Belsham, Thomas, 'A List of Students Educated at the Academy at Daventry under the Patronage of Mr. Coward's Trustees, and under the Successive Superintendence of the Rev. Caleb Ashworth, D. D., the Rev. Thomas Robins, and the Rev. Thomas Belsham', Monthly Repository, 17 (1822), 163-64, 195-98, 284-87.
'Brief Memoirs of the Rev. Mr Samuel Clark, late Minister at Birmingham', Monthly Repository, 1 (1806), 617-22.
Kenrick, Timothy, An Exposition of the Historical Writings of the New Testament, . . . with Memoirs of the Author, 3 vols. (London, 1807), I.
'Memoir of the late Rev. Eliezer Cogan', Christian Reformer, ns. 11 (1855), 237–59.
Mills, Simon, 'Joseph Priestley and the Intellectual Culture of Rational Dissent, 1752-1796', unpublished PhD thesis, University of London (2009).
'Memoir of the late Rev. Noah Hill', Monthly Repository, 10 (1815), 186.
Palmer, Samuel, Letters to Dissenting Ministers and to Students for the Ministry from the Rev. Mr. Job Orton, 2 vols. (London, 1806).
-----, 'Memoir of Dr. Caleb Ashworth', Monthly Repository, 8 (1813), 693-96.
Priestley, Joseph, The Theological and Miscellaneous Works of Joseph Priestley, ed. J. T. Rutt, 25 vols in 26 (London, 1817-32), I i.
Rail, Tony, and Thomas, Beryl (eds.), 'Joseph Priestley's Journal while at Daventry Academy, 1754', Enlightenment and Dissent, 13 (1994), 49-113.
'Recollections of Mr Belsham, at Daventry', Christian Reformer, 16 (1830), 97-104.
Thompson, John Handby, A History of the Coward Trust: The First Two Hundred and Fifty Years, 1738-1988 (London, 1998).
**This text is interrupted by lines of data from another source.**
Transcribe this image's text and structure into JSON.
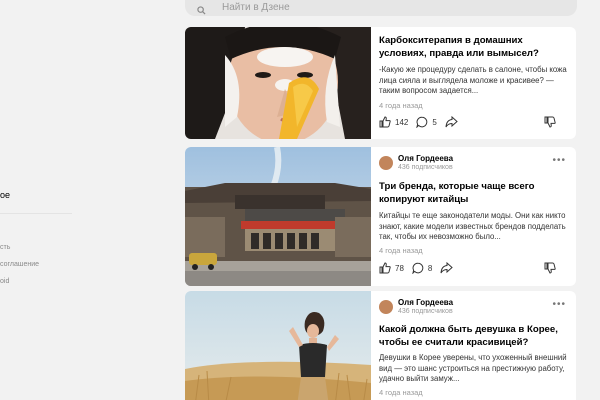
{
  "sidebar": {
    "active_item": "ое",
    "links": [
      "сть",
      "соглашение",
      "oid"
    ]
  },
  "search": {
    "placeholder": "Найти в Дзене"
  },
  "cards": [
    {
      "title": "Карбокситерапия в домашних условиях, правда или вымысел?",
      "snippet": "-Какую же процедуру сделать в салоне, чтобы кожа лица сияла и выглядела моложе и красивее? — таким вопросом задается...",
      "time": "4 года назад",
      "likes": "142",
      "comments": "5"
    },
    {
      "author": "Оля Гордеева",
      "subscribers": "436 подписчиков",
      "title": "Три бренда, которые чаще всего копируют китайцы",
      "snippet": "Китайцы те еще законодатели моды. Они как никто знают, какие модели известных брендов подделать так, чтобы их невозможно было...",
      "time": "4 года назад",
      "likes": "78",
      "comments": "8"
    },
    {
      "author": "Оля Гордеева",
      "subscribers": "436 подписчиков",
      "title": "Какой должна быть девушка в Корее, чтобы ее считали красивицей?",
      "snippet": "Девушки в Корее уверены, что ухоженный внешний вид — это шанс устроиться на престижную работу, удачно выйти замуж...",
      "time": "4 года назад"
    }
  ],
  "colors": {
    "background": "#f2f2f2",
    "card": "#ffffff",
    "muted": "#9a9a9a"
  },
  "icons": [
    "search-icon",
    "like-icon",
    "comment-icon",
    "share-icon",
    "dislike-icon",
    "more-icon"
  ]
}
Williams, John, Memoirs of the Late Reverend Thomas Belsham: Including a Brief Notice of his Published Works, and Copious Extracts from his Diary, together with Letters to and from his Friends and Correspondents (London, 1833).
 


David L. Wykes, 'Daventry Academy (1752-1789)', Dissenting Academies Online: Database and Encyclopedia, Dr Williams's Centre for Dissenting Studies, July 2012, revised May 2013.